Geophysical Research Letters—Nicholas Pedatella
For decades large radars have observed strong, unexplained echoes returning from altitudes of 130-170 km in the atmosphere. All radars work by reflecting radio waves off a target and measuring the returned signal. For atmospheric radars the target is free electrons within the plasma in the upper atmosphere. Since the free electrons are typically a disordered gas the radio waves are reflected in random directions. This means some process is needed to create a coherent structure in the plasma for the radio waves to strongly reflect back in the direction of the radar.
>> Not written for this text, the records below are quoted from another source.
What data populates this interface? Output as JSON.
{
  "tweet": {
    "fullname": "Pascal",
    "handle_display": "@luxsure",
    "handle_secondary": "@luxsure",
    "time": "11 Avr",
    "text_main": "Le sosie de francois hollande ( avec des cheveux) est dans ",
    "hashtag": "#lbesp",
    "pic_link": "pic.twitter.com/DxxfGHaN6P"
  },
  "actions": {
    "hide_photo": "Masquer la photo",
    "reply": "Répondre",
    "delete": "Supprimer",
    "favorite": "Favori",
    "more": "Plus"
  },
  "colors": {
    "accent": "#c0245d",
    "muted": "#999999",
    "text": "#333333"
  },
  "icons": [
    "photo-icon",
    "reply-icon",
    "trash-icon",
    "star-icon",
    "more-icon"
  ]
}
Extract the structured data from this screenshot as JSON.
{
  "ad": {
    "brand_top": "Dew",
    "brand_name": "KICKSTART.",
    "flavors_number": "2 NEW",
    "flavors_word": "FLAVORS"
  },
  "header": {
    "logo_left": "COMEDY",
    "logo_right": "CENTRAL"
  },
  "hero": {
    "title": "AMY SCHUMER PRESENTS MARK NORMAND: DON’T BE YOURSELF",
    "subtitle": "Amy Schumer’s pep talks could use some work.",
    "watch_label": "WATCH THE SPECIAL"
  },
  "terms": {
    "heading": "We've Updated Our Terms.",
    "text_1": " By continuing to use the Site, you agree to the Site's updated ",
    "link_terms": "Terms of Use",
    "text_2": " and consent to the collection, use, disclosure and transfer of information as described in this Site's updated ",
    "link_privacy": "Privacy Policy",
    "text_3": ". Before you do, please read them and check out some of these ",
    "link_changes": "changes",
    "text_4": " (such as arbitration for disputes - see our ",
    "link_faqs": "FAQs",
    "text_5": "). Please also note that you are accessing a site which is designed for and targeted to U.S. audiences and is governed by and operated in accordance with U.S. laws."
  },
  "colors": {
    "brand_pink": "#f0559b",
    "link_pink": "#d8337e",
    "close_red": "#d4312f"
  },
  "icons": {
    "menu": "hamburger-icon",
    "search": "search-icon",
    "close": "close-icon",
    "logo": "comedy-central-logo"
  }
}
In this paper we show that the region between 130-170 km in the upper atmosphere is likely to create and maintain a specific set of plasma waves that act as a coherent structure for radar measurements. We show that predictions of where the plasma waves are generated match well with the observed patterns of these “150 km echoes”. This is the first research to provide a specific explanation for what causes 150 km echoes. In understanding this cause, we learned more about the Sun’s influence on our upper atmosphere while expanding the capabilities of atmospheric radars.